    • Publication of research results would be severely restricted or controlled, contrary to University policy.
    • Graduate student participation would be strictly prohibited.
    • Secure facilities with restricted access may be required.
    • Special rules for controlled toxins, bio-agents, and chemicals may apply.
    • Commerce or State may require an export license if information, technology, or an item or service is controlled.
    • Obtaining an export license may be costly and result in considerable delays. Further, such licenses are limited in scope, with release permitted to only one individual or entity.
Examples of items subject to Export Controls The equipment and technologies covered by the regulations are extensive, from software, computers, cameras, centrifuges, autoclaves, accelerators, radiation detectors, etc., to various chemicals, biological agents, and toxins. The list of items that may be subject to some form of regulation is approximately 50 pages long. Each item has detailed specifications (e.g., not all cameras are subject to export controls), and, notably, only technologies that are not publicly available are subject to the controls. However, special rules apply to even publicly available encryption software. The export control regulations classify each item for country-specific restrictions. For example, some items require a license to share with specific countries; others may be shipped only to Canada without a license, while other items are allowable to most but not all countries.

Fundamental Research

Fundamental research is basic and applied research in science and/or engineering where the resulting information is ordinarily published and shared broadly in the scientific community. University research will not qualify as fundamental research if:
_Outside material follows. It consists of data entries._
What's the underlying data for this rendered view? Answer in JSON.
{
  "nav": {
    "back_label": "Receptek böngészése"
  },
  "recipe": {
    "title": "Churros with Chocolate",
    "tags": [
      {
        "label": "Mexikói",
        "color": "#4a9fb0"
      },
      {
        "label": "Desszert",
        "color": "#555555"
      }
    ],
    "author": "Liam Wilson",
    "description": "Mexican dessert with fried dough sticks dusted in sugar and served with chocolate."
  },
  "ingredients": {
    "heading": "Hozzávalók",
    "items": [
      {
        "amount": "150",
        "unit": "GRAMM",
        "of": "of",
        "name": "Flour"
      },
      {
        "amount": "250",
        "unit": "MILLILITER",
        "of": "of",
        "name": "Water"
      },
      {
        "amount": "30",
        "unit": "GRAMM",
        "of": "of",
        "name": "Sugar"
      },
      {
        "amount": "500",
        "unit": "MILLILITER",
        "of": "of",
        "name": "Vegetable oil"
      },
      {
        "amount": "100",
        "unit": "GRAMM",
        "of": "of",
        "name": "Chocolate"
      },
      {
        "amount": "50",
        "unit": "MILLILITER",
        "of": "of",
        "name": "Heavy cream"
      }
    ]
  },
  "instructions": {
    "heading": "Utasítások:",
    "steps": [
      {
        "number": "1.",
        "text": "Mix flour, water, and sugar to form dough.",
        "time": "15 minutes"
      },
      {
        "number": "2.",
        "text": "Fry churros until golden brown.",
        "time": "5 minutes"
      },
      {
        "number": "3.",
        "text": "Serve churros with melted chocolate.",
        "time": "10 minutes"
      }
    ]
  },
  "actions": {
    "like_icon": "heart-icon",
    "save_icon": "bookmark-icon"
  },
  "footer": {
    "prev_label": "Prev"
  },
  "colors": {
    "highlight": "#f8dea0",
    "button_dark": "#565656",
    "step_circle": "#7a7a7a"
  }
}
  • the University or researcher accepts any restrictions on the publication of the information resulting from the research, other than customary prepublication reviews [see Northwestern’s policy] by research sponsors to prevent inadvertent disclosure of their proprietary information or the compromise of the patent rights of sponsors; or
  • the research is federally funded and the University or the researcher accepts specific access or dissemination controls regarding the resulting information.
Fundamental Research Exclusion Most Northwestern research activities are excluded from export controls because of a general exception for fundamental research. Both the Export Administration Regulations (EAR) and the International Traffic in Arms Regulations (ITAR) provide that no licenses are required to disclose technical information if the information is in the public domain. Information is in the public domain if it is published and generally accessible to the public through unlimited and unrestricted distribution or through “fundamental research in science and engineering at accredited institutions of higher learning in the U.S. where the resulting information is ordinarily published and shared broadly in the scientific community”. This fundamental research exclusion applies to basic and applied research in science as long as the research is carried out openly and without restrictions on publication or access to or dissemination of the research results (EAR 734.8; ITAR 120.34 (8). By not accepting any restriction on publication or foreign nationals, Northwestern protects the fundamental research exclusion.

Fundamental Research Exclusion

Potential Consequences of Violating Export Control Regulations

It is important that faculty and other researchers understand their obligations under the regulations and follow them. The consequences of violating the regulations can be severe, and include loss of research funding, criminal (including incarceration) and civil penalties (including fines). Northwestern Office of Research will assist investigators in complying with export control laws. Contact Export Control & International Compliance with any questions.